*** Excerpted records

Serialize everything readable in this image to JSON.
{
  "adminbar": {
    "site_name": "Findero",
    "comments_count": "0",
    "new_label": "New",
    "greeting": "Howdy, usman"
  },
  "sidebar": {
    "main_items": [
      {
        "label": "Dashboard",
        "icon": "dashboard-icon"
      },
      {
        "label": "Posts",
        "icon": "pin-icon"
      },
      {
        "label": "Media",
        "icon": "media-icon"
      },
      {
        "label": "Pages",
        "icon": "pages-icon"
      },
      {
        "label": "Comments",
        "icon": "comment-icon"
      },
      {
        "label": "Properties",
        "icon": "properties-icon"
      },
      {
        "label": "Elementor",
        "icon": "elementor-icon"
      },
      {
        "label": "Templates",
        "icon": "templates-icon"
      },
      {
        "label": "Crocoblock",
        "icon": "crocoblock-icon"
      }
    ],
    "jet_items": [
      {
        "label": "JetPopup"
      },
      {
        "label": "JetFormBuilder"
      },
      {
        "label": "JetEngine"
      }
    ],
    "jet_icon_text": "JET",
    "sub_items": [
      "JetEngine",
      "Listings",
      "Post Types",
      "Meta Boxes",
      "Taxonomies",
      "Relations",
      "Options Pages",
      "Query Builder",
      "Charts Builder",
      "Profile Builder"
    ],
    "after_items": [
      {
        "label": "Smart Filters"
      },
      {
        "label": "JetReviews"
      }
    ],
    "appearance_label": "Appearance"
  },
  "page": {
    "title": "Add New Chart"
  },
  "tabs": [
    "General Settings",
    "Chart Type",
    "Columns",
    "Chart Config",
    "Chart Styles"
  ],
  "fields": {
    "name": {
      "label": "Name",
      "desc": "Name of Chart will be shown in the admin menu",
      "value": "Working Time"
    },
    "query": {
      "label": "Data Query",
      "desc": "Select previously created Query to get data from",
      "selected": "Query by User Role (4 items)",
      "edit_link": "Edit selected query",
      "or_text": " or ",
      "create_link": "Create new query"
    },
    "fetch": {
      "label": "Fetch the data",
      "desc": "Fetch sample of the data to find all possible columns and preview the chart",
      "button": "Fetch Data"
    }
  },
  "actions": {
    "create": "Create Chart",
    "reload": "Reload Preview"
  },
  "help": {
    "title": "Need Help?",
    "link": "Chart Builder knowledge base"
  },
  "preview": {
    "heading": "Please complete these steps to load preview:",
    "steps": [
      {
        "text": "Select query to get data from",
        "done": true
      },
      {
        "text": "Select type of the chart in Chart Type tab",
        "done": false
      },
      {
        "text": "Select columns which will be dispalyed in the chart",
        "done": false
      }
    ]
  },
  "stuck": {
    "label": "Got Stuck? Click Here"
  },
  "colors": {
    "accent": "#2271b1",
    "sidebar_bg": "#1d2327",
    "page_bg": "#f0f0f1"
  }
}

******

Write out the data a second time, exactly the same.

Serialize everything readable in this image to JSON.
{
  "adminbar": {
    "site_name": "Findero",
    "comments_count": "0",
    "new_label": "New",
    "greeting": "Howdy, usman"
  },
  "sidebar": {
    "main_items": [
      {
        "label": "Dashboard",
        "icon": "dashboard-icon"
      },
      {
        "label": "Posts",
        "icon": "pin-icon"
      },
      {
        "label": "Media",
        "icon": "media-icon"
      },
      {
        "label": "Pages",
        "icon": "pages-icon"
      },
      {
        "label": "Comments",
        "icon": "comment-icon"
      },
      {
        "label": "Properties",
        "icon": "properties-icon"
      },
      {
        "label": "Elementor",
        "icon": "elementor-icon"
      },
      {
        "label": "Templates",
        "icon": "templates-icon"
      },
      {
        "label": "Crocoblock",
        "icon": "crocoblock-icon"
      }
    ],
    "jet_items": [
      {
        "label": "JetPopup"
      },
      {
        "label": "JetFormBuilder"
      },
      {
        "label": "JetEngine"
      }
    ],
    "jet_icon_text": "JET",
    "sub_items": [
      "JetEngine",
      "Listings",
      "Post Types",
      "Meta Boxes",
      "Taxonomies",
      "Relations",
      "Options Pages",
      "Query Builder",
      "Charts Builder",
      "Profile Builder"
    ],
    "after_items": [
      {
        "label": "Smart Filters"
      },
      {
        "label": "JetReviews"
      }
    ],
    "appearance_label": "Appearance"
  },
  "page": {
    "title": "Add New Chart"
  },
  "tabs": [
    "General Settings",
    "Chart Type",
    "Columns",
    "Chart Config",
    "Chart Styles"
  ],
  "fields": {
    "name": {
      "label": "Name",
      "desc": "Name of Chart will be shown in the admin menu",
      "value": "Working Time"
    },
    "query": {
      "label": "Data Query",
      "desc": "Select previously created Query to get data from",
      "selected": "Query by User Role (4 items)",
      "edit_link": "Edit selected query",
      "or_text": " or ",
      "create_link": "Create new query"
    },
    "fetch": {
      "label": "Fetch the data",
      "desc": "Fetch sample of the data to find all possible columns and preview the chart",
      "button": "Fetch Data"
    }
  },
  "actions": {
    "create": "Create Chart",
    "reload": "Reload Preview"
  },
  "help": {
    "title": "Need Help?",
    "link": "Chart Builder knowledge base"
  },
  "preview": {
    "heading": "Please complete these steps to load preview:",
    "steps": [
      {
        "text": "Select query to get data from",
        "done": true
      },
      {
        "text": "Select type of the chart in Chart Type tab",
        "done": false
      },
      {
        "text": "Select columns which will be dispalyed in the chart",
        "done": false
      }
    ]
  },
  "stuck": {
    "label": "Got Stuck? Click Here"
  },
  "colors": {
    "accent": "#2271b1",
    "sidebar_bg": "#1d2327",
    "page_bg": "#f0f0f1"
  }
}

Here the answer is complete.